**Problem statement:** Could you return every line of the material that contains the word "duration"?

**Excerpted records:**
Content starts

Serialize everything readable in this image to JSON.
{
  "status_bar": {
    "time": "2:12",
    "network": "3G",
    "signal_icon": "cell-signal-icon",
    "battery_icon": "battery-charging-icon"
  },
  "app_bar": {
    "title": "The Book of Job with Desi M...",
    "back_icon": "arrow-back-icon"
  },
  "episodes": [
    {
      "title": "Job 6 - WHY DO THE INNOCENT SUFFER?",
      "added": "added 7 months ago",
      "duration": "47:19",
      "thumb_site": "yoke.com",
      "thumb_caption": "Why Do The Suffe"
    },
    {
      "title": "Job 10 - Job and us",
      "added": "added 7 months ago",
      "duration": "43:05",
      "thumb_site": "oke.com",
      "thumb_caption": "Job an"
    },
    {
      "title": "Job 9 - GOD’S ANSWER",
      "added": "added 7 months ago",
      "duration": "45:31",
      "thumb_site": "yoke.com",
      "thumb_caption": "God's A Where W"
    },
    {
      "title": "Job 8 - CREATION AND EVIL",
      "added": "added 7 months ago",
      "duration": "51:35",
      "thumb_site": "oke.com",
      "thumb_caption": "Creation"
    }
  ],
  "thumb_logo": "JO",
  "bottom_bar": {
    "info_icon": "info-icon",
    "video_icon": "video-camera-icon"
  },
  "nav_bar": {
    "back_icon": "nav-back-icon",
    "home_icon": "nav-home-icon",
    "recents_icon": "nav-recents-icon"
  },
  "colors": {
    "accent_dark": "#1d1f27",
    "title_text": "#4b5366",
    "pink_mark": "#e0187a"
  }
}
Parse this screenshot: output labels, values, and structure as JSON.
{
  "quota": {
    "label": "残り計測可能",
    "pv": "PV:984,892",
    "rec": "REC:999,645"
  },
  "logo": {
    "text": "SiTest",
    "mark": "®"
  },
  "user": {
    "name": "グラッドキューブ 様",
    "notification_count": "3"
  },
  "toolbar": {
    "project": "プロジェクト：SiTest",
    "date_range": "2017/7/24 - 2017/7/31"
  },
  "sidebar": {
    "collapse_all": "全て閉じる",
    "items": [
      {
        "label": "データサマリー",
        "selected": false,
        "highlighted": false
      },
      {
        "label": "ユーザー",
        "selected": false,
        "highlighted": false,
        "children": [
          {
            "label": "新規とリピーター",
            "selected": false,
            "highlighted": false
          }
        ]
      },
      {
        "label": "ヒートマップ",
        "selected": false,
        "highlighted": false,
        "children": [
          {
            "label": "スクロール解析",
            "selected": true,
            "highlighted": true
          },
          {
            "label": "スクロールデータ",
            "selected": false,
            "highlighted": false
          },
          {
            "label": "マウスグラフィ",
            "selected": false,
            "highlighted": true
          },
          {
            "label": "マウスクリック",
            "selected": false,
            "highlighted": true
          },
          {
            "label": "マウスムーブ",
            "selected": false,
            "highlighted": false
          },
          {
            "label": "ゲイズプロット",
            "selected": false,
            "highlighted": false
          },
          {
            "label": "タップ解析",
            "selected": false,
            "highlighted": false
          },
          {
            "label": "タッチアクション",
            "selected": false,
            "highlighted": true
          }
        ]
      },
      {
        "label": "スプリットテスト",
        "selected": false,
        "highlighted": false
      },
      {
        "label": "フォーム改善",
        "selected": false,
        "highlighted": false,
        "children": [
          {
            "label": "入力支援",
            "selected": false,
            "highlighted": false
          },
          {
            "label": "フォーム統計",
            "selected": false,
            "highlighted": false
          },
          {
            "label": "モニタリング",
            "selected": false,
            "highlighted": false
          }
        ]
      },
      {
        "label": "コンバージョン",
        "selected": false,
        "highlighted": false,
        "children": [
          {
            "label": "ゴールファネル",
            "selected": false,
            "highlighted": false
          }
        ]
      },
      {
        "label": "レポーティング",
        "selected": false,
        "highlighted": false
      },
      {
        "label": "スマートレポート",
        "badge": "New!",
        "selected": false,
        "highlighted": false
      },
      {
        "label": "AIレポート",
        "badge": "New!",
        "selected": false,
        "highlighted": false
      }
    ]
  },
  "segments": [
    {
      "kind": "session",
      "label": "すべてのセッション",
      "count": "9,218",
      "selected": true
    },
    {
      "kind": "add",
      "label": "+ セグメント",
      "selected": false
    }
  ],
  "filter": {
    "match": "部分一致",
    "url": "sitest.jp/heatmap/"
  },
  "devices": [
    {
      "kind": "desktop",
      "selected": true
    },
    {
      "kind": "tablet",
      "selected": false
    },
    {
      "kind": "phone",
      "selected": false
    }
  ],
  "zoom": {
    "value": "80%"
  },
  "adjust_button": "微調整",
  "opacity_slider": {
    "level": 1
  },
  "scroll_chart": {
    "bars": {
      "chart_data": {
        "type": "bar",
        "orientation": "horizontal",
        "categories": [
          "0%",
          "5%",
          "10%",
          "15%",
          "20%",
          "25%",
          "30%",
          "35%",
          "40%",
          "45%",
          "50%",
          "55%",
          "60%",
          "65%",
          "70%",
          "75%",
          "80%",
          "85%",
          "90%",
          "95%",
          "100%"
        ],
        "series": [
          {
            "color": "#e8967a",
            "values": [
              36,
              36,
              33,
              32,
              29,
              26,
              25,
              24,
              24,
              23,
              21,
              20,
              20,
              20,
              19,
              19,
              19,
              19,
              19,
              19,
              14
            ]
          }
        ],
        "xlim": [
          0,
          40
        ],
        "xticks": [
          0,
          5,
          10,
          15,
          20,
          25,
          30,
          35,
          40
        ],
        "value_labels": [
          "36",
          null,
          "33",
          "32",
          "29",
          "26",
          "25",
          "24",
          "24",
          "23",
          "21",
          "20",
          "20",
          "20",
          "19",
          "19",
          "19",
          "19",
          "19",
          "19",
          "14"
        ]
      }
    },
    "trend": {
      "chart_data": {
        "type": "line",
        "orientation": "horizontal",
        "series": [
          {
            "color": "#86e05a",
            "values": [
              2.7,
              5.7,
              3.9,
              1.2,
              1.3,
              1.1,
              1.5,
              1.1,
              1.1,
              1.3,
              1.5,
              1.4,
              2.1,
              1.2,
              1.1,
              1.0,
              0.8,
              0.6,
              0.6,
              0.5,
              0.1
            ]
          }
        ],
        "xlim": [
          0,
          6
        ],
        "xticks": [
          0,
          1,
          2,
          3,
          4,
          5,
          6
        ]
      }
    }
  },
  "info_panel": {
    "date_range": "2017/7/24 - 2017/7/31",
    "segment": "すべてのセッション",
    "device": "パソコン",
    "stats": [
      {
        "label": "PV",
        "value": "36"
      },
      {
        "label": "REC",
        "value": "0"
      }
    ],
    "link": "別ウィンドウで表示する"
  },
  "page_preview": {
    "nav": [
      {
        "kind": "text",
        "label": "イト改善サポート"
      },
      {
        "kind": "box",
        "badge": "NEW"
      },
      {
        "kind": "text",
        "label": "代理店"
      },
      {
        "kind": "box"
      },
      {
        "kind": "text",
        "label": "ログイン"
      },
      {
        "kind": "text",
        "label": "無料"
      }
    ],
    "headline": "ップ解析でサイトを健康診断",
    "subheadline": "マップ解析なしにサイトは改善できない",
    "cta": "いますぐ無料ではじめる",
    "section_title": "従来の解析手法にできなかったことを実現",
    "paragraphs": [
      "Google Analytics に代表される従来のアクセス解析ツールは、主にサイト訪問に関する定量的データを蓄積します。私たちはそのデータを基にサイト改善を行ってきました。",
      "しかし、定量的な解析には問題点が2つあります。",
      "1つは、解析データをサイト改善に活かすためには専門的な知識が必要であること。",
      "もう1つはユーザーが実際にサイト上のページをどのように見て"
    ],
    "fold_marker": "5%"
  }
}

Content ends

**Answer to this exercise:**
      "duration": "47:19",
      "duration": "43:05",
      "duration": "45:31",
      "duration": "51:35",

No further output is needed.